WHAT THIS TASK INVOLVES :: Work through the entries that follow and state how many lines contain the word "выручки". Only the number is wanted.
········
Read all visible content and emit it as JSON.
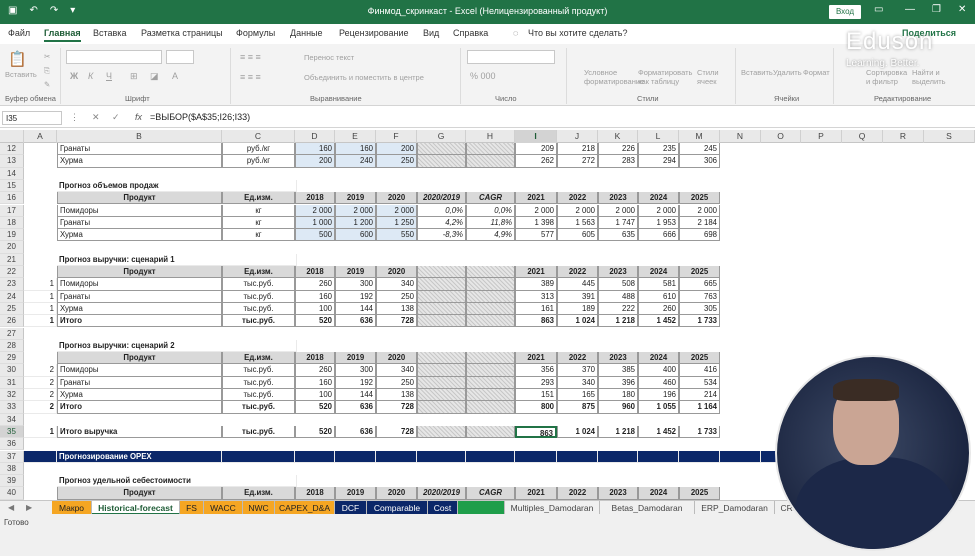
{
  "titlebar": {
    "title": "Финмод_скринкаст  -  Excel (Нелицензированный продукт)",
    "login": "Вход"
  },
  "tabs": [
    "Файл",
    "Главная",
    "Вставка",
    "Разметка страницы",
    "Формулы",
    "Данные",
    "Рецензирование",
    "Вид",
    "Справка",
    "Что вы хотите сделать?",
    "Поделиться"
  ],
  "ribbon": {
    "groups": [
      "Буфер обмена",
      "Шрифт",
      "Выравнивание",
      "Число",
      "Стили",
      "Ячейки",
      "Редактирование"
    ],
    "wrap": "Перенос текст",
    "merge": "Объединить и поместить в центре",
    "paste": "Вставить",
    "cond": "Условное форматирование",
    "fmt_table": "Форматировать как таблицу",
    "styles": "Стили ячеек",
    "insert": "Вставить",
    "delete": "Удалить",
    "format": "Формат",
    "sort": "Сортировка и фильтр",
    "find": "Найти и выделить"
  },
  "watermark": {
    "brand": "Eduson",
    "tagline": "Learning. Better."
  },
  "formula": {
    "name": "I35",
    "text": "=ВЫБОР($A$35;I26;I33)"
  },
  "columns": [
    "A",
    "B",
    "C",
    "D",
    "E",
    "F",
    "G",
    "H",
    "I",
    "J",
    "K",
    "L",
    "M",
    "N",
    "O",
    "P",
    "Q",
    "R",
    "S"
  ],
  "rows": [
    {
      "n": "12",
      "cells": {
        "B": "Гранаты",
        "C": "руб./кг",
        "D": "160",
        "E": "160",
        "F": "200",
        "I": "209",
        "J": "218",
        "K": "226",
        "L": "235",
        "M": "245"
      }
    },
    {
      "n": "13",
      "cells": {
        "B": "Хурма",
        "C": "руб./кг",
        "D": "200",
        "E": "240",
        "F": "250",
        "I": "262",
        "J": "272",
        "K": "283",
        "L": "294",
        "M": "306"
      }
    },
    {
      "n": "14",
      "cells": {}
    },
    {
      "n": "15",
      "cells": {
        "B": "Прогноз объемов продаж"
      }
    },
    {
      "n": "16",
      "cells": {
        "B": "Продукт",
        "C": "Ед.изм.",
        "D": "2018",
        "E": "2019",
        "F": "2020",
        "G": "2020/2019",
        "H": "CAGR",
        "I": "2021",
        "J": "2022",
        "K": "2023",
        "L": "2024",
        "M": "2025"
      }
    },
    {
      "n": "17",
      "cells": {
        "B": "Помидоры",
        "C": "кг",
        "D": "2 000",
        "E": "2 000",
        "F": "2 000",
        "G": "0,0%",
        "H": "0,0%",
        "I": "2 000",
        "J": "2 000",
        "K": "2 000",
        "L": "2 000",
        "M": "2 000"
      }
    },
    {
      "n": "18",
      "cells": {
        "B": "Гранаты",
        "C": "кг",
        "D": "1 000",
        "E": "1 200",
        "F": "1 250",
        "G": "4,2%",
        "H": "11,8%",
        "I": "1 398",
        "J": "1 563",
        "K": "1 747",
        "L": "1 953",
        "M": "2 184"
      }
    },
    {
      "n": "19",
      "cells": {
        "B": "Хурма",
        "C": "кг",
        "D": "500",
        "E": "600",
        "F": "550",
        "G": "-8,3%",
        "H": "4,9%",
        "I": "577",
        "J": "605",
        "K": "635",
        "L": "666",
        "M": "698"
      }
    },
    {
      "n": "20",
      "cells": {}
    },
    {
      "n": "21",
      "cells": {
        "B": "Прогноз выручки: сценарий 1"
      }
    },
    {
      "n": "22",
      "cells": {
        "B": "Продукт",
        "C": "Ед.изм.",
        "D": "2018",
        "E": "2019",
        "F": "2020",
        "I": "2021",
        "J": "2022",
        "K": "2023",
        "L": "2024",
        "M": "2025"
      }
    },
    {
      "n": "23",
      "cells": {
        "A": "1",
        "B": "Помидоры",
        "C": "тыс.руб.",
        "D": "260",
        "E": "300",
        "F": "340",
        "I": "389",
        "J": "445",
        "K": "508",
        "L": "581",
        "M": "665"
      }
    },
    {
      "n": "24",
      "cells": {
        "A": "1",
        "B": "Гранаты",
        "C": "тыс.руб.",
        "D": "160",
        "E": "192",
        "F": "250",
        "I": "313",
        "J": "391",
        "K": "488",
        "L": "610",
        "M": "763"
      }
    },
    {
      "n": "25",
      "cells": {
        "A": "1",
        "B": "Хурма",
        "C": "тыс.руб.",
        "D": "100",
        "E": "144",
        "F": "138",
        "I": "161",
        "J": "189",
        "K": "222",
        "L": "260",
        "M": "305"
      }
    },
    {
      "n": "26",
      "cells": {
        "A": "1",
        "B": "Итого",
        "C": "тыс.руб.",
        "D": "520",
        "E": "636",
        "F": "728",
        "I": "863",
        "J": "1 024",
        "K": "1 218",
        "L": "1 452",
        "M": "1 733"
      }
    },
    {
      "n": "27",
      "cells": {}
    },
    {
      "n": "28",
      "cells": {
        "B": "Прогноз выручки: сценарий 2"
      }
    },
    {
      "n": "29",
      "cells": {
        "B": "Продукт",
        "C": "Ед.изм.",
        "D": "2018",
        "E": "2019",
        "F": "2020",
        "I": "2021",
        "J": "2022",
        "K": "2023",
        "L": "2024",
        "M": "2025"
      }
    },
    {
      "n": "30",
      "cells": {
        "A": "2",
        "B": "Помидоры",
        "C": "тыс.руб.",
        "D": "260",
        "E": "300",
        "F": "340",
        "I": "356",
        "J": "370",
        "K": "385",
        "L": "400",
        "M": "416"
      }
    },
    {
      "n": "31",
      "cells": {
        "A": "2",
        "B": "Гранаты",
        "C": "тыс.руб.",
        "D": "160",
        "E": "192",
        "F": "250",
        "I": "293",
        "J": "340",
        "K": "396",
        "L": "460",
        "M": "534"
      }
    },
    {
      "n": "32",
      "cells": {
        "A": "2",
        "B": "Хурма",
        "C": "тыс.руб.",
        "D": "100",
        "E": "144",
        "F": "138",
        "I": "151",
        "J": "165",
        "K": "180",
        "L": "196",
        "M": "214"
      }
    },
    {
      "n": "33",
      "cells": {
        "A": "2",
        "B": "Итого",
        "C": "тыс.руб.",
        "D": "520",
        "E": "636",
        "F": "728",
        "I": "800",
        "J": "875",
        "K": "960",
        "L": "1 055",
        "M": "1 164"
      }
    },
    {
      "n": "34",
      "cells": {}
    },
    {
      "n": "35",
      "cells": {
        "A": "1",
        "B": "Итого выручка",
        "C": "тыс.руб.",
        "D": "520",
        "E": "636",
        "F": "728",
        "I": "863",
        "J": "1 024",
        "K": "1 218",
        "L": "1 452",
        "M": "1 733"
      }
    },
    {
      "n": "36",
      "cells": {}
    },
    {
      "n": "37",
      "cells": {
        "B": "Прогнозирование OPEX"
      }
    },
    {
      "n": "38",
      "cells": {}
    },
    {
      "n": "39",
      "cells": {
        "B": "Прогноз удельной себестоимости"
      }
    },
    {
      "n": "40",
      "cells": {
        "B": "Продукт",
        "C": "Ед.изм.",
        "D": "2018",
        "E": "2019",
        "F": "2020",
        "G": "2020/2019",
        "H": "CAGR",
        "I": "2021",
        "J": "2022",
        "K": "2023",
        "L": "2024",
        "M": "2025"
      }
    }
  ],
  "sheet_tabs": [
    "Макро",
    "Historical-forecast",
    "FS",
    "WACC",
    "NWC",
    "CAPEX_D&A",
    "DCF",
    "Comparable",
    "Cost",
    "",
    "Multiples_Damodaran",
    "Betas_Damodaran",
    "ERP_Damodaran",
    "CRS"
  ],
  "status": {
    "ready": "Готово"
  },
  "colors": {
    "excel_green": "#217346",
    "navy": "#0b2769",
    "orange_tab": "#f5a623",
    "green_tab": "#1f9e4a"
  }
}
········
EXPECTED OUTPUT :: 2